Friday, February 8, 1991.
BE NICE, I TOLD MYSELF.
Movies with General ratings and no classifier’s warnings are rare, so think positively.
The Neverending Story II: The Next Chapter is chock-a-block with swell special effects. The technical craftspersons — visual effects, set and costume designers, model makers, matte painters, animators and makeup artists — all busted a gut to put on a spectacular show.
That’s good, because Vancouver's Science World is currently  featuring Hollywood Special Effects: The Science of Movie and Television Magic, a special travelling exhibition created by the California Museum of Science and Industry.
A fantasy, Neverending II called upon the illusion-making skills of a small army of talented folk. Director George (The Aviator) Miller’s picture is a nice introduction to Science World’s exploration of the arts that make it all possible.
The F/X wizards’ secrets are illustrated in a display that includes props and process-work materials from dozens of recent movies.
Nice, too, are the new film's familiar exteriors. Though essentially a German project, Neverending II touched down in six countries during production. As in the 1984 original, Vancouver stands in for young hero Bastian Balthazar Bux’s American home town (identified as “De Forest, Washingon”).
Also nice is the fact that it comes complete with a terrific new Bugs Bunny cartoon. For animation buffs, the big news is that the Bunny is back and he has Daffy Duck along with him.
Billed as “his first theatrical short in over 26 years,” Box Office Bunny is a star vehicle worthy of the wascally wabbit. Recent guest appearances in Who Framed Roger Rabbit and Gremlins 2: The New Batch notwithstanding, the Bunny is at his best in the classic format.
Under the direction of Darrell Van Citters, Warner Brothers’ enduring superstars are as sharp and timely as ever in a tale of mayhem in a modern movie multiplex. More, please?
But hold the Neverending Story sequels.
Though screenwriter Karin Howard’s dialogue is a touch less sappy than in the original picture, her storyline plays like something assembled from a folkloric motif index.
Bastian (Jonathan Brandis in the Barret Oliver role) is a 13-year-old wimp.
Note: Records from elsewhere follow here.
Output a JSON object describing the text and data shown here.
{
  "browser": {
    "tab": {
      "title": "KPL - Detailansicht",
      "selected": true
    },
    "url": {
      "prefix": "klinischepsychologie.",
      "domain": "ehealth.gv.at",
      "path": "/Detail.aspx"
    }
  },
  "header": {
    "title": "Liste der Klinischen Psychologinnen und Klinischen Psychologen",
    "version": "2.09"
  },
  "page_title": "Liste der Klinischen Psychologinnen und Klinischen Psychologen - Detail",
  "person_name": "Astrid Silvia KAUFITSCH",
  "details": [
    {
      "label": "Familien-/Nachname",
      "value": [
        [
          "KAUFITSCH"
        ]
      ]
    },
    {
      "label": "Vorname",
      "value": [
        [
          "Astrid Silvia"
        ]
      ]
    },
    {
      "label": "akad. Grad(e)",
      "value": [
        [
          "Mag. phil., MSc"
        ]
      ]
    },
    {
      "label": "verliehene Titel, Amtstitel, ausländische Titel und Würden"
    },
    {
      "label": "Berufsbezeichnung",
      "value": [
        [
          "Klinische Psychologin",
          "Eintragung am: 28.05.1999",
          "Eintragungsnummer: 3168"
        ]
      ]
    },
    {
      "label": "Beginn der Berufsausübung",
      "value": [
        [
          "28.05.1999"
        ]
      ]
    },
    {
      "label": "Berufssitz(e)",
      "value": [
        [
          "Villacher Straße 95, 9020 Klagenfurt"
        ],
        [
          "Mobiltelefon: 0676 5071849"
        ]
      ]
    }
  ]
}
Friendless and still missing his late mom, he resents his dad (John Wesley Shipp, replacing Gerald McRaney) for trying to get on with his life.
Returning to Koreander’s bookshop, he hears a cry for help from an ornate copy of author Michael Ende’s The Neverending Story. In a blink, he’s off to Fantasia to save the enchanted land’s imprisoned, endangered Childlike Empress (Alexandra Johnes, replacing a no-longer-childlike Tami Stronach).
Having defeated “the Nothing” on his previous visit, Bastian must now contend with “the Emptiness.” A similar force, it’s been unleashed upon the world of imagination by Nazi-like witch Xayide (Clarissa Burt), a villainess who attempts to co-opt our hero.
(Kids who already know how to read will recognize a plot swiped from C.S. Lewis’s 1950 Narnia novel The Lion, the Witch and the Wardrobe.)
Xayide sends a henchman in a chicken suit (Martin Umach) to encourage Bastian to make wishes, because each time he does he loses a memory, and eventually he’ll forget his quest.
Since everything here is symbolic, one well might ask the meaning of a tale without a significant female character who isn’t dead, deadly or deadly dull.
All those fine special effects notwithstanding, I was rooting for the Emptiness to prevail, sparing us further chapters of this neverending tedium.
That wasn’t nice.
The above is a restored version of a Province review by Michael Walsh originally published in 1991. For additional information on this archived material, please visit my FAQ.
Afterword: First adapted to the screen in 1984, The Neverending Story did well enough financially to generate a sequel. Though the original book’s author hated it — in 1984, Michael Ende told Germany’s Der Spiegel that director Wolfgang Petersen’s picture was a "gigantic melodrama of kitsch, commerce, plush and plastic" — producer Dieter Geissler went ahead with The Next Chapter. Apparently the first film was based on the first half of Ende’s 1979 novel, and the second feature was designed to finish it off. Against my advice in the above review, they went ahead and made The Neverending Story III: Escape from Fantasia. Based on an original screenplay by American TV writer Jeff Lieberman, it was shot on Vancouver locations and given a limited U.S. theatrical release in 1994. To the best of my recollection, the final picture in the series never made it into a B.C. theatre.
See also: According to 8th Dimension co-owner Nick Paraschos, the name of Vancouver’s newest bookstore is a movie reference. Both Nick and his partner Kelly Everaert really like director W.D. Richter’s 1984 fantasy classic, The Adventures of Buckaroo Banzai Across the 8th Dimension.